If you are old enough, you may remember a time when people complained of heartburn, but acid reflux or GERD didn't seem to be that common. So what is the difference between common heartburn and the more serious disease of acid reflux?
Most people will on occasion experience heartburn. It isn't a pleasant feeling, but soon passes and happens only once in a while. Some people, however, are frequent sufferers of acid reflux. These people suffer weekly or even daily with the uncomfortable symptoms of acid reflux. When left untreated, acid reflux can become a serious condition often damaging the lining of the esophagus. In about 10% of the cases the lining of the esophagus becomes so damaged that it changes to resemble the lining of the stomach. This condition is called Barrett's esophagus. It is considered a precursor to esophageal cancer and often goes on to become cancer. Although most people do not develop this disease, the number of people with it is on the increase.
Do tomatoes aggravate the symptoms of acid reflux? Sometimes, yes. That answer may be a bit confusing, but not all people are bothered by tomatoes. Such a lovely fruit, yes, a fruit, really dresses up a salad or adds great flavor to all kinds of dishes. Fresh tomatoes in the summer are a delight, and tomato sauce is essential to some of our favorite recipes like pizza or spaghetti. So what's a person to do if they suffer from acid reflux?

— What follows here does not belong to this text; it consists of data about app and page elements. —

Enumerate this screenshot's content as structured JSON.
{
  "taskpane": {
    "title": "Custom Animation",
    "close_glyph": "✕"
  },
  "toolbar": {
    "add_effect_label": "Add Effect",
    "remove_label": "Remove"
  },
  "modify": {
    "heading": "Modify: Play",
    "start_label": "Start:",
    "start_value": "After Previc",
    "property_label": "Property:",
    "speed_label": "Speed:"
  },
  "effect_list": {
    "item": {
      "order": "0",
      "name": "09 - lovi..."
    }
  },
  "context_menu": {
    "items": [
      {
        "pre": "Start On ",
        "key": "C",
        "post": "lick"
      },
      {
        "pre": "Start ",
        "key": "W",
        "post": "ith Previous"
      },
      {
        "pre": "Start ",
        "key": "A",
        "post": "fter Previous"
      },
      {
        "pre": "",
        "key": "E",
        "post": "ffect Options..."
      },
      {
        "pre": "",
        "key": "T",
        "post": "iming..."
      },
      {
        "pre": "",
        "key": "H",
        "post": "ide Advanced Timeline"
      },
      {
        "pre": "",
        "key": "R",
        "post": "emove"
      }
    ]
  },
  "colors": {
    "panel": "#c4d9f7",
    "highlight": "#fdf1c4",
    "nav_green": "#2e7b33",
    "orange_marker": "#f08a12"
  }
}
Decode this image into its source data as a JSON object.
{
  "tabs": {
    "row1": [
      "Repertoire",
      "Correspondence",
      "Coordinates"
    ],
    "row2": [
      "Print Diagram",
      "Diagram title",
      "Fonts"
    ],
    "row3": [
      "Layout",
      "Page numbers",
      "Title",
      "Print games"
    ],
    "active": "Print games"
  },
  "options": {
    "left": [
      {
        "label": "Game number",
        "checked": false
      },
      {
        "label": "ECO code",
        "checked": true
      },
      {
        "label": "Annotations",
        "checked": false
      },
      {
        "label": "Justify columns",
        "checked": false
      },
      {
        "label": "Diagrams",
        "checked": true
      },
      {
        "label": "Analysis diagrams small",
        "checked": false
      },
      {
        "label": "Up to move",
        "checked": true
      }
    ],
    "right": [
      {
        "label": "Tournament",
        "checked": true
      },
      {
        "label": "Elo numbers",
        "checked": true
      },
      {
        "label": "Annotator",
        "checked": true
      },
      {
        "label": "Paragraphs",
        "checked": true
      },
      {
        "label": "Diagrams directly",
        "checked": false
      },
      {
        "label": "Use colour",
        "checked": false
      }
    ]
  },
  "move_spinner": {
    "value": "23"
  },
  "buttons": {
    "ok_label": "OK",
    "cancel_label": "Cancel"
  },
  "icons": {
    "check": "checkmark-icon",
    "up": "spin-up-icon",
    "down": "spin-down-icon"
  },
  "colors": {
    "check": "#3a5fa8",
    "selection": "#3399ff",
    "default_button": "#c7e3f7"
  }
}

Acid reflux, medically also referred to as gastroesophageal reflux disease (GERD), is a condition that is typified by the leaking of the stomach contents into the esophagus, irritating it and leading to nausea and heartburn, among other symptoms. The general notion associated with this condition is that acid reflux is caused by the foods you eat. However, medical experts will tell you this is not always the case. In addition to lifestyle factors, acid reflux can also be caused by a variety of anatomical and medical conditions, some of which are being looked at in this article.
Have you been told that you have a dazzling smile? Can you communicate dismay with just a nod of the head and pursed lips? When you open your mouth, do people listen? Well, believe it or not your mouth says a lot more about you than you may realize. In fact, the human mouth can actually reveal a great deal about the state of our health. That's right! Make no mistake about it; the condition of your mouth often indicates problems like GERD, hormonal imbalances, nutritional deficiencies, and more.